Exercise inputs section start

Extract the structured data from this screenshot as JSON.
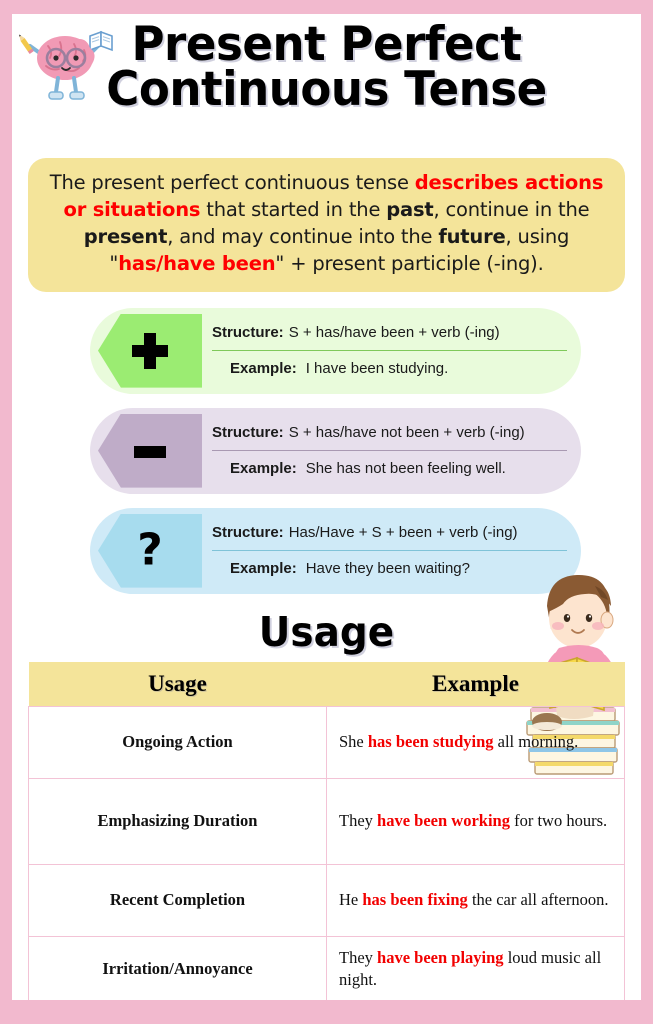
{
  "title": {
    "line1": "Present Perfect",
    "line2": "Continuous Tense"
  },
  "icons": {
    "brain": "brain-character-icon",
    "boy": "boy-reading-icon",
    "plus": "plus-icon",
    "minus": "minus-icon",
    "question": "question-mark-icon"
  },
  "definition": {
    "p1": "The present perfect continuous tense ",
    "red1": "describes actions or situations",
    "p2": " that started in the ",
    "b1": "past",
    "p3": ", continue in the ",
    "b2": "present",
    "p4": ", and may continue into the ",
    "b3": "future",
    "p5": ", using \"",
    "red2": "has/have been",
    "p6": "\" + present participle (-ing)."
  },
  "cards": [
    {
      "type": "positive",
      "symbol": "+",
      "structure_label": "Structure:",
      "structure_value": "S + has/have been + verb (-ing)",
      "example_label": "Example:",
      "example_value": "I have been studying.",
      "hex_color": "#9bec72",
      "bg_color": "#e9fbdb"
    },
    {
      "type": "negative",
      "symbol": "−",
      "structure_label": "Structure:",
      "structure_value": "S + has/have not been + verb (-ing)",
      "example_label": "Example:",
      "example_value": "She has not been feeling well.",
      "hex_color": "#bfacc8",
      "bg_color": "#e7dfec"
    },
    {
      "type": "question",
      "symbol": "?",
      "structure_label": "Structure:",
      "structure_value": "Has/Have + S + been + verb (-ing)",
      "example_label": "Example:",
      "example_value": "Have they been waiting?",
      "hex_color": "#a7dcee",
      "bg_color": "#cfeaf7"
    }
  ],
  "usage_section": {
    "heading": "Usage",
    "columns": [
      "Usage",
      "Example"
    ],
    "rows": [
      {
        "usage": "Ongoing Action",
        "example_pre": "She ",
        "example_bold": "has been studying",
        "example_post": " all morning."
      },
      {
        "usage": "Emphasizing Duration",
        "example_pre": "They ",
        "example_bold": "have been working",
        "example_post": " for two hours."
      },
      {
        "usage": "Recent Completion",
        "example_pre": "He ",
        "example_bold": "has been fixing",
        "example_post": " the car all afternoon."
      },
      {
        "usage": "Irritation/Annoyance",
        "example_pre": "They ",
        "example_bold": "have been playing",
        "example_post": " loud music all night."
      }
    ]
  },
  "colors": {
    "frame_pink": "#f2b9ce",
    "definition_yellow": "#f4e49a",
    "table_header_yellow": "#f4e49a",
    "table_border_pink": "#f3c3d6",
    "accent_red": "#ff0000",
    "example_red": "#f20000"
  }
}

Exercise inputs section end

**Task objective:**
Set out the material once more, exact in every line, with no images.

**Your solution:**
Extract the structured data from this screenshot as JSON.
{
  "title": {
    "line1": "Present Perfect",
    "line2": "Continuous Tense"
  },
  "icons": {
    "brain": "brain-character-icon",
    "boy": "boy-reading-icon",
    "plus": "plus-icon",
    "minus": "minus-icon",
    "question": "question-mark-icon"
  },
  "definition": {
    "p1": "The present perfect continuous tense ",
    "red1": "describes actions or situations",
    "p2": " that started in the ",
    "b1": "past",
    "p3": ", continue in the ",
    "b2": "present",
    "p4": ", and may continue into the ",
    "b3": "future",
    "p5": ", using \"",
    "red2": "has/have been",
    "p6": "\" + present participle (-ing)."
  },
  "cards": [
    {
      "type": "positive",
      "symbol": "+",
      "structure_label": "Structure:",
      "structure_value": "S + has/have been + verb (-ing)",
      "example_label": "Example:",
      "example_value": "I have been studying.",
      "hex_color": "#9bec72",
      "bg_color": "#e9fbdb"
    },
    {
      "type": "negative",
      "symbol": "−",
      "structure_label": "Structure:",
      "structure_value": "S + has/have not been + verb (-ing)",
      "example_label": "Example:",
      "example_value": "She has not been feeling well.",
      "hex_color": "#bfacc8",
      "bg_color": "#e7dfec"
    },
    {
      "type": "question",
      "symbol": "?",
      "structure_label": "Structure:",
      "structure_value": "Has/Have + S + been + verb (-ing)",
      "example_label": "Example:",
      "example_value": "Have they been waiting?",
      "hex_color": "#a7dcee",
      "bg_color": "#cfeaf7"
    }
  ],
  "usage_section": {
    "heading": "Usage",
    "columns": [
      "Usage",
      "Example"
    ],
    "rows": [
      {
        "usage": "Ongoing Action",
        "example_pre": "She ",
        "example_bold": "has been studying",
        "example_post": " all morning."
      },
      {
        "usage": "Emphasizing Duration",
        "example_pre": "They ",
        "example_bold": "have been working",
        "example_post": " for two hours."
      },
      {
        "usage": "Recent Completion",
        "example_pre": "He ",
        "example_bold": "has been fixing",
        "example_post": " the car all afternoon."
      },
      {
        "usage": "Irritation/Annoyance",
        "example_pre": "They ",
        "example_bold": "have been playing",
        "example_post": " loud music all night."
      }
    ]
  },
  "colors": {
    "frame_pink": "#f2b9ce",
    "definition_yellow": "#f4e49a",
    "table_header_yellow": "#f4e49a",
    "table_border_pink": "#f3c3d6",
    "accent_red": "#ff0000",
    "example_red": "#f20000"
  }
}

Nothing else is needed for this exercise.